    Rabinovich, A., Morton, T. A. & Birney, M. E. Communicating climate science: the role of perceived communicator’s motives. J. Environ. Psychol. 32, 11–18 (2012).

  95. 95.

    Brewer, P. R. & Ley, B. L. Whose science do you believe? Explaining trust in sources of scientific information about the environment. Sci. Commun. 35, 115–137 (2013).

  96. 96.

    Uscinski, J., Douglas, K. & Lewandowsky, S. Oxford Research Encyclopedia of Climate Science (Oxford Univ. Press, 2017);

  97. 97.

    Saunders, K. L. The impact of elite frames and motivated reasoning on beliefs in a global warming conspiracy: The promise and limits of trust. Res. Polit. (2017).

  98. 98.

    McCright, A. M., Dentzman, K., Charters, M. & Dietz, T. The influence of political ideology on trust in science. Environ. Res. Lett. 8, 044029 (2013).

  99. 99.

    Bullock, J. G., Gerber, A. S., Hill, S. J. & Huber, G. A. partisan bias in factual beliefs about politics. Q. J. Pol. Sci. 10, 519–578 (2015).

  100. 100.

    Sears, D. O. & Lau, R. R. Inducing apparently self-interested political preferences. Am. J. Polit. Sci. 27, 223–252 (1983).

  101. 101.

    McGrath, M. C. Economic behavior and the partisan perceptual screen. Q. J. Polit. Sci. 11, 363–383 (2017).

  102. 102.

    Khanna, K. & Sood, G. Motivated responding in studies of factual learning. Polit. Behav. 40, 79–101 (2018).

  103. 103.

    Prior, M., Sood, G. & Khanna, K. You cannot be serious: the impact of accuracy incentives on partisan bias in reports of economic perceptions. Q. J. Polit. Sci. 10, 489–518 (2015).

Download references


The authors thank J. Bullock and S. Hill for comments.
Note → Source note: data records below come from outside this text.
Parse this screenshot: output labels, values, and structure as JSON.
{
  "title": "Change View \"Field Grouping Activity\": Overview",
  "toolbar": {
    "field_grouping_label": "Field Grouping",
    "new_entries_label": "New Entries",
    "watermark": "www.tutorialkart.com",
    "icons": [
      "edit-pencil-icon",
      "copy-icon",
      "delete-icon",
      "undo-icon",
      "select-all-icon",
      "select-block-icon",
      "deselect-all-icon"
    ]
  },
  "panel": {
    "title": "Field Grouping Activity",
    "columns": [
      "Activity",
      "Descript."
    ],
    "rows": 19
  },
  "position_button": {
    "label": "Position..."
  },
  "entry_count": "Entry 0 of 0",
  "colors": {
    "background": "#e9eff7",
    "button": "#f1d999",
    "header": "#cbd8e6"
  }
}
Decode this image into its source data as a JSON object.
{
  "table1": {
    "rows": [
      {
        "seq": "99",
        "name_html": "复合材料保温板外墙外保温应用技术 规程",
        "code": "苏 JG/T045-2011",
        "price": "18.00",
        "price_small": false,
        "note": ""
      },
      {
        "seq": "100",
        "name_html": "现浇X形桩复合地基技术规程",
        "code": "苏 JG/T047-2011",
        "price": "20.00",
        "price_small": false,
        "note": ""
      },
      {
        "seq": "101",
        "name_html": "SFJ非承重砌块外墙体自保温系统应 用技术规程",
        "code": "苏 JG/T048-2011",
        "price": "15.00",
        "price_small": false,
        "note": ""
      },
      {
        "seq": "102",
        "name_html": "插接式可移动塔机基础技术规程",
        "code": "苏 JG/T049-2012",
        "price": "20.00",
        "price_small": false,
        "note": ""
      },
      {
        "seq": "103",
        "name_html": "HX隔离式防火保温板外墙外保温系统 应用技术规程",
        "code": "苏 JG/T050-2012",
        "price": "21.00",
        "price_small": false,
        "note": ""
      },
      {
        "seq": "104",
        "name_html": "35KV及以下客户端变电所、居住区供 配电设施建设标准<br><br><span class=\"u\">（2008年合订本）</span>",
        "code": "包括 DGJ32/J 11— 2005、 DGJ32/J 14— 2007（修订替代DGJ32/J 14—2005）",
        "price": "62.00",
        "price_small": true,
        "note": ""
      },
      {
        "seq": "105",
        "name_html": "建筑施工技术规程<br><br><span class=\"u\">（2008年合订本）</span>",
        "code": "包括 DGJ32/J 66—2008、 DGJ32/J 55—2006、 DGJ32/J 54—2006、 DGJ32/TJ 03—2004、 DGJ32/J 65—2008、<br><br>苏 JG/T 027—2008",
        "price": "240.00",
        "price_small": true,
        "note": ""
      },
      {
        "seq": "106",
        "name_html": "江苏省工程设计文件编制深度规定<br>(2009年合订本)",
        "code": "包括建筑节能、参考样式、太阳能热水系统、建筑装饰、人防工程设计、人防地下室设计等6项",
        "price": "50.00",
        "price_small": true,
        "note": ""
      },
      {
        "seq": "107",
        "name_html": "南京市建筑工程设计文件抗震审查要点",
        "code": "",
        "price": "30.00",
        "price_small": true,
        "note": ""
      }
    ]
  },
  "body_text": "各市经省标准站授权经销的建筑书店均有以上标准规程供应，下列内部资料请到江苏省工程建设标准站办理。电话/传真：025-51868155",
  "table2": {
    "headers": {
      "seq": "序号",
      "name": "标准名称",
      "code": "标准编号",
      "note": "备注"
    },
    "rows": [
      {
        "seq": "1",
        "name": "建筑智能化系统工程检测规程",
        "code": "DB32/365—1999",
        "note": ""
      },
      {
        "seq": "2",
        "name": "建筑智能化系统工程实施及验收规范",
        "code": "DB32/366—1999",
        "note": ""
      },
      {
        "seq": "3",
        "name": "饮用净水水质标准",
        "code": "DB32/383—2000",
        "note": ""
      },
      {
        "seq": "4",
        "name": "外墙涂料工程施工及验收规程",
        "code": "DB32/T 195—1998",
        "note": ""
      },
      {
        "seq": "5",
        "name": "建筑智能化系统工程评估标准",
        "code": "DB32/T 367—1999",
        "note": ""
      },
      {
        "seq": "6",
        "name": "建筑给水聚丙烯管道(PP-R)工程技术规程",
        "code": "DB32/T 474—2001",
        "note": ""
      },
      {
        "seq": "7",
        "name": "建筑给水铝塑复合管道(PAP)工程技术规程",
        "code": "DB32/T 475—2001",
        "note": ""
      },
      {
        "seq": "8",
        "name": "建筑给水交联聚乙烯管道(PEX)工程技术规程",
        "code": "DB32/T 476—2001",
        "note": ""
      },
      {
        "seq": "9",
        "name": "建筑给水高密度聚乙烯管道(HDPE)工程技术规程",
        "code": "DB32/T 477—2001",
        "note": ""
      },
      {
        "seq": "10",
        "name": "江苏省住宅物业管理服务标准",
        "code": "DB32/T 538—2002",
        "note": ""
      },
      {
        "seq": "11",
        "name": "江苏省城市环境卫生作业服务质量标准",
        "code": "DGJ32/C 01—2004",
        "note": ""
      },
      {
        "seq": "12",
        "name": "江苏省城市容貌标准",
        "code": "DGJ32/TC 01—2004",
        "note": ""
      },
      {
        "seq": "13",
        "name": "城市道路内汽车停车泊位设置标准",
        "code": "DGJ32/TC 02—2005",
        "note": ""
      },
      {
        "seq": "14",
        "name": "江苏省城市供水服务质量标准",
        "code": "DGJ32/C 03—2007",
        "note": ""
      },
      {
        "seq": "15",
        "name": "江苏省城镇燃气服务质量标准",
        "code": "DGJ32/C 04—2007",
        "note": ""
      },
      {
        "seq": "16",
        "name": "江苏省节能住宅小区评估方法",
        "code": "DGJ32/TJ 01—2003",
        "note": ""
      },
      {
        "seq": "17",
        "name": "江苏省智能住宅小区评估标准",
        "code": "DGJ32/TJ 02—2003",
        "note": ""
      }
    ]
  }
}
They also thank A.S. D’Urso, S.R. Gubitz, M. Nelsen, K. Ramanathan and R. Xu for research assistance.

Author information


  1. Department of Political Science, Northwestern University, Evanston, IL, USA

    • James N. Druckman
    •  & Mary C. McGrath


  1. Search for James N. Druckman in:

  2. Search for Mary C. McGrath in:


Authors contributed equally to the conceptualization and writing of the paper.

Competing interests

The authors declare no competing interests.

Corresponding author

Correspondence to James N. Druckman.

About this article

Publication history